*Problem to work on*. Take the entries below and retype them word for word, excluding the images.

*Dataset content*.
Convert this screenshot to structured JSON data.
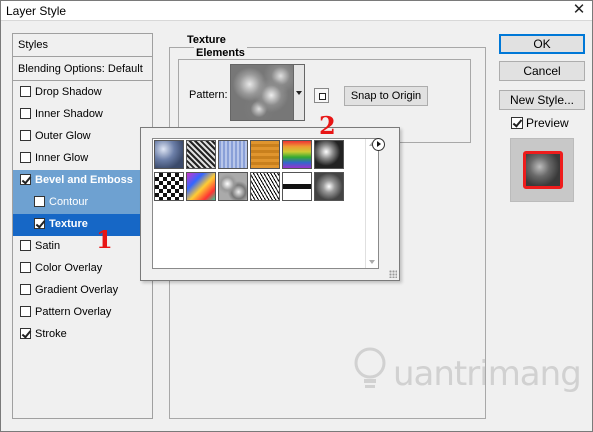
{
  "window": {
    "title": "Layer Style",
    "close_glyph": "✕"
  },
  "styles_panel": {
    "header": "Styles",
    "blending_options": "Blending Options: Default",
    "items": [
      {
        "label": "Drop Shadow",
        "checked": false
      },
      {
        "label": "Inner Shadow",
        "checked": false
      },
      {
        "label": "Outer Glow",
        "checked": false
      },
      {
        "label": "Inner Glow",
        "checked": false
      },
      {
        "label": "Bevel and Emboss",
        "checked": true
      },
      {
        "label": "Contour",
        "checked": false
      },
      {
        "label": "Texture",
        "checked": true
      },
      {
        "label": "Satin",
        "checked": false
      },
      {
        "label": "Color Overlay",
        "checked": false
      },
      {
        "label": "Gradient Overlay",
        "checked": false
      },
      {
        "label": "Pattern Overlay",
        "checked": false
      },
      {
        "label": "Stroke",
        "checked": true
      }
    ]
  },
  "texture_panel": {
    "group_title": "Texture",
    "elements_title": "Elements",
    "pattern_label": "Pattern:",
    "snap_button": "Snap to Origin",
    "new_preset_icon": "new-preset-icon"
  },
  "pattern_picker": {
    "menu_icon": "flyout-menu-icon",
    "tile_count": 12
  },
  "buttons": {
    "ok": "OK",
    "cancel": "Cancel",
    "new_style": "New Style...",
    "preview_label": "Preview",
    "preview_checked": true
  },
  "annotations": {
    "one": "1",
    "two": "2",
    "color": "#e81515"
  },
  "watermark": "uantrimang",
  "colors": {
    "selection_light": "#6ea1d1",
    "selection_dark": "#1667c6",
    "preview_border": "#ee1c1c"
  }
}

*Task solution*.
Convert this screenshot to structured JSON data.
{
  "window": {
    "title": "Layer Style",
    "close_glyph": "✕"
  },
  "styles_panel": {
    "header": "Styles",
    "blending_options": "Blending Options: Default",
    "items": [
      {
        "label": "Drop Shadow",
        "checked": false
      },
      {
        "label": "Inner Shadow",
        "checked": false
      },
      {
        "label": "Outer Glow",
        "checked": false
      },
      {
        "label": "Inner Glow",
        "checked": false
      },
      {
        "label": "Bevel and Emboss",
        "checked": true
      },
      {
        "label": "Contour",
        "checked": false
      },
      {
        "label": "Texture",
        "checked": true
      },
      {
        "label": "Satin",
        "checked": false
      },
      {
        "label": "Color Overlay",
        "checked": false
      },
      {
        "label": "Gradient Overlay",
        "checked": false
      },
      {
        "label": "Pattern Overlay",
        "checked": false
      },
      {
        "label": "Stroke",
        "checked": true
      }
    ]
  },
  "texture_panel": {
    "group_title": "Texture",
    "elements_title": "Elements",
    "pattern_label": "Pattern:",
    "snap_button": "Snap to Origin",
    "new_preset_icon": "new-preset-icon"
  },
  "pattern_picker": {
    "menu_icon": "flyout-menu-icon",
    "tile_count": 12
  },
  "buttons": {
    "ok": "OK",
    "cancel": "Cancel",
    "new_style": "New Style...",
    "preview_label": "Preview",
    "preview_checked": true
  },
  "annotations": {
    "one": "1",
    "two": "2",
    "color": "#e81515"
  },
  "watermark": "uantrimang",
  "colors": {
    "selection_light": "#6ea1d1",
    "selection_dark": "#1667c6",
    "preview_border": "#ee1c1c"
  }
}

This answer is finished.